Here is a session proposal I put together for CNU on the way home from New Orleans on Sunday (and have also now forwarded to APA). Both of their deadlines for submissions have passed, so we'll see what happens.
Title: The Pending Financial Implosion of Small Town America
Speaker: Charles L. Marohn, Jr. PE AICP, President of Community Growth Institute, President of Strong Towns and author of the Strong Towns Blog
Topics: Small Towns, Local Economies, Economics of Growth
Summary: This session will discuss the unique economics of small towns, the dramatic spatial mismatch between public and private sector investments in small towns, the implications of the evolving relationship between the original town site and the surrounding countryside and how Agrarian Urbanism is a key part of addressing these systematic problems. Technical research prepared by Strong Towns, a Minnesota-based non-profit organization, will demonstrate the economics behind growth in small towns and why a collapse of this model is imminent.
America is on the precipice of losing its small towns.
Since the end of World War II, Small Town America has systematically abandoned its traditional development pattern for a wholesale embrace of suburbanization. Small towns that had modest, but highly resilient, economies were transformed over the course of a generation into fragile places with unfathomable amounts of financial liability. This change has been combined with increasing social tension and civic disconnect as the traditional values of “frugality” and “community” were replaced with the ubiquitous, repackaged “American Dream”.
American small towns are now caught in the commodity trap of decline, where even modest levels of growth require a financial model that functions exactly like a traditional Ponzi scheme. Federal and state spending on infrastructure, as well as enormous amounts of public and private sector debt, have kept these systems afloat. As these enabling mechanisms are withdrawn due to changes in the economy, budget cuts and our inability to obtain further leverage, Small Town America is faced with the impossible task of unwinding these systems. There is no sign that this unwinding can happen successfully.

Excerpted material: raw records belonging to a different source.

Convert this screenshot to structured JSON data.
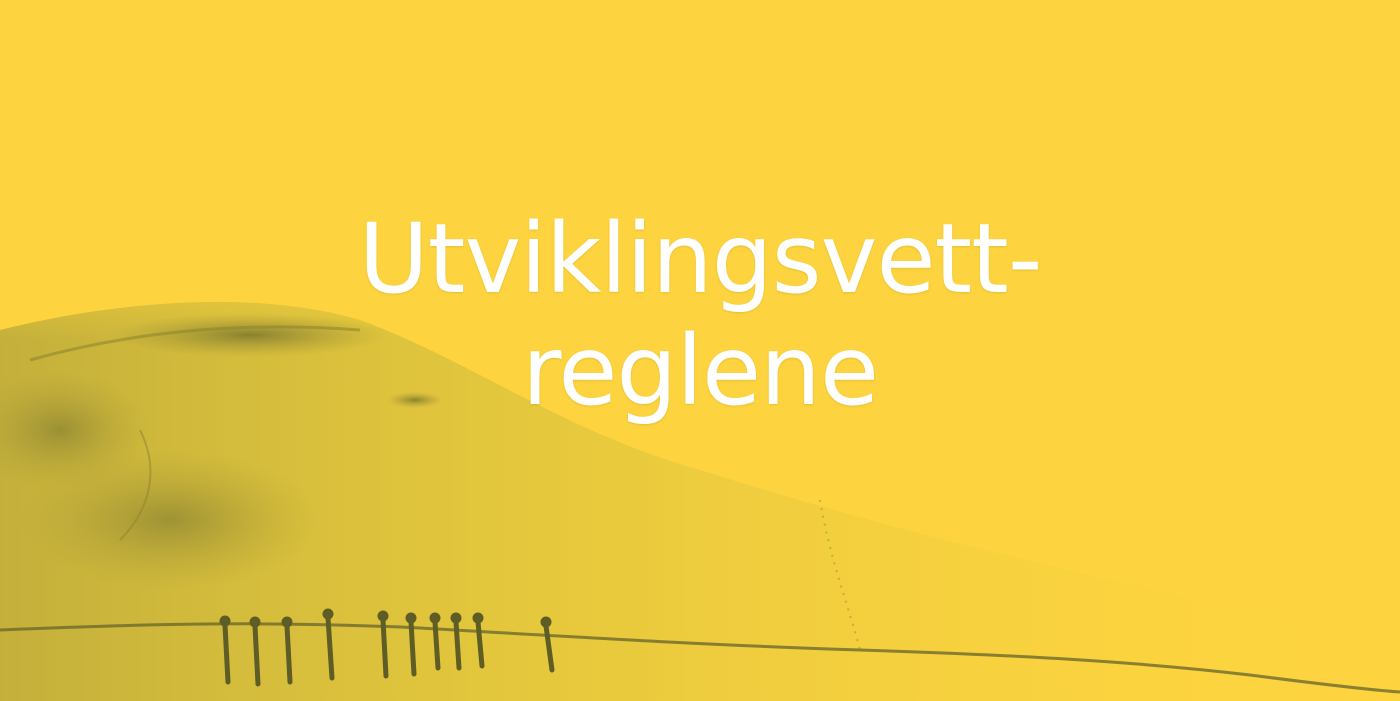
{
  "hero": {
    "title_line_1": "Utviklingsvett-",
    "title_line_2": "reglene",
    "background_color": "#fdd43f",
    "image": "aerial snow landscape with a line of skiers, yellow duotone"
  }
}
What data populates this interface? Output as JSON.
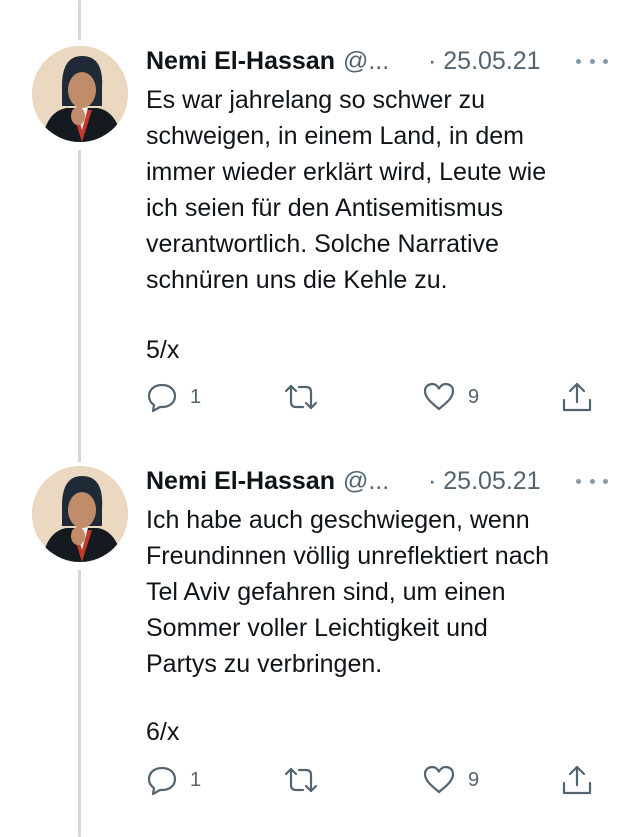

The large scale failure of our small towns, which is imminent, will be a final warning sign that the suburban model is starting its financial collapse.